Install

Get the latest updates as we post them — right on your browser

. Last Updated: 07/27/2016

3 Years On, Russia Hits Debt Risk Milestone

LONDON — Russia reached a milestone Friday when the emerging-debt market decided, for the first time, that it was less risky to hold its debt than that of emerging countries generally.

The risk premium for holding Russian debt rather than safe-haven U.S. Treasuries on the industry benchmark JP Morgan Emerging Markets Bond Index Plus was 899bp, compared with 901bp for the EMBI+ as a whole.

It was exactly three years to the day after the country's traumatic devalution and default Aug. 17, 1998.

The risk premium reversal in large part reflects concerns that Argentina, the largest EMBI+ component, may default on its debt, but analysts said it also showed huge improvements in Russia's creditworthiness.

"Since the default in 1998, Russia has seen a strong recovery in exports with the rise in oil prices, which has boosted its creditworthiness, and it has also started to implement serious reforms which has reinforced that," said JP Morgan analyst Francis Beddington.

Put simply, with only one Eurobond maturing this year, and very few payments next year combined with a whopping current account budget surplus, Russia offers the best risk/reward profile in the emerging-markets universe.

"Russia has been following a very strong fiscal path.

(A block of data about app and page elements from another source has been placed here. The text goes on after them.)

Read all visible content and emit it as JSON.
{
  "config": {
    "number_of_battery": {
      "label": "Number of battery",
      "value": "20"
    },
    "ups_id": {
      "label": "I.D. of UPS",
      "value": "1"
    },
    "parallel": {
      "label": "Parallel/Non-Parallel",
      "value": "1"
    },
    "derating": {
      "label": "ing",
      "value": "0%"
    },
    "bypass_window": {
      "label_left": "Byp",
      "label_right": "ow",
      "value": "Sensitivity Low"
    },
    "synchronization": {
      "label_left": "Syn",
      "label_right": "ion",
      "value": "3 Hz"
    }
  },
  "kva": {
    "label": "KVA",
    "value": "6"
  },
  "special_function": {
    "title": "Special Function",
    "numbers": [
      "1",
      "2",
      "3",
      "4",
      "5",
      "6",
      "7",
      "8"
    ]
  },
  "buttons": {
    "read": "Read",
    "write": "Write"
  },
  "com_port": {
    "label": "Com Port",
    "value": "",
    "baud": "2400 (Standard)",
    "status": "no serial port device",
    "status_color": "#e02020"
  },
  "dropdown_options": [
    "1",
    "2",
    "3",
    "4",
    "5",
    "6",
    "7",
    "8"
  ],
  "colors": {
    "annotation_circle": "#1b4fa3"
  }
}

They have a very strong current account surplus and are putting in a lot of the structural reforms that are needed," said Deutsche Bank analyst Mark Balston.

Russian debt had gained 30 percent this year prior to Friday's trade.

Russia's booming economy is a standout in the emerging-market universe, which is beset with concerns over default in Argentina and slow growth.

Analysts say that while Russia would undoubtedly be hurt by any Argentinian default, it should rebound more quickly due to the lack of intrinsic risk in holding its paper.

There are clearly risks in the oil price, on inflation and excess liquidity in the system, as well as risks that reforms may not be as entrenched as they appear to be, but analysts are bullish.